The data below should be repeated exactly and in full.

[Source material Boundary: Start]

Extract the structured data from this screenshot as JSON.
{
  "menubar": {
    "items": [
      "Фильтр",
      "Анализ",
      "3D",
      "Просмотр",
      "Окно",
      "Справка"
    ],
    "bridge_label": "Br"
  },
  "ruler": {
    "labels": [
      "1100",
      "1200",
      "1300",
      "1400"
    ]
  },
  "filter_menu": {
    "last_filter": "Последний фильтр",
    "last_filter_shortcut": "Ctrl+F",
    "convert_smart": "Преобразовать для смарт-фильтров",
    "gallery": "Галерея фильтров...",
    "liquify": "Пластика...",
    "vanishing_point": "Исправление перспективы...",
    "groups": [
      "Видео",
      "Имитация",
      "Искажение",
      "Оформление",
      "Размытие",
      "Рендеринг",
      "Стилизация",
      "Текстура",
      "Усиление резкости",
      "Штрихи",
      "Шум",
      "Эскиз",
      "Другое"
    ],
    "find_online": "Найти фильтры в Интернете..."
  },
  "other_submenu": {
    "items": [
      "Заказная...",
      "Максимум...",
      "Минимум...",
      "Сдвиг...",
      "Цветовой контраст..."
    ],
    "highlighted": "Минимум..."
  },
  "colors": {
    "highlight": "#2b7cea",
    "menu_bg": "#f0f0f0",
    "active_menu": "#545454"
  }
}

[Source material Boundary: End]

Task output
Extract the structured data from this screenshot as JSON.
{
  "menubar": {
    "items": [
      "Фильтр",
      "Анализ",
      "3D",
      "Просмотр",
      "Окно",
      "Справка"
    ],
    "bridge_label": "Br"
  },
  "ruler": {
    "labels": [
      "1100",
      "1200",
      "1300",
      "1400"
    ]
  },
  "filter_menu": {
    "last_filter": "Последний фильтр",
    "last_filter_shortcut": "Ctrl+F",
    "convert_smart": "Преобразовать для смарт-фильтров",
    "gallery": "Галерея фильтров...",
    "liquify": "Пластика...",
    "vanishing_point": "Исправление перспективы...",
    "groups": [
      "Видео",
      "Имитация",
      "Искажение",
      "Оформление",
      "Размытие",
      "Рендеринг",
      "Стилизация",
      "Текстура",
      "Усиление резкости",
      "Штрихи",
      "Шум",
      "Эскиз",
      "Другое"
    ],
    "find_online": "Найти фильтры в Интернете..."
  },
  "other_submenu": {
    "items": [
      "Заказная...",
      "Максимум...",
      "Минимум...",
      "Сдвиг...",
      "Цветовой контраст..."
    ],
    "highlighted": "Минимум..."
  },
  "colors": {
    "highlight": "#2b7cea",
    "menu_bg": "#f0f0f0",
    "active_menu": "#545454"
  }
}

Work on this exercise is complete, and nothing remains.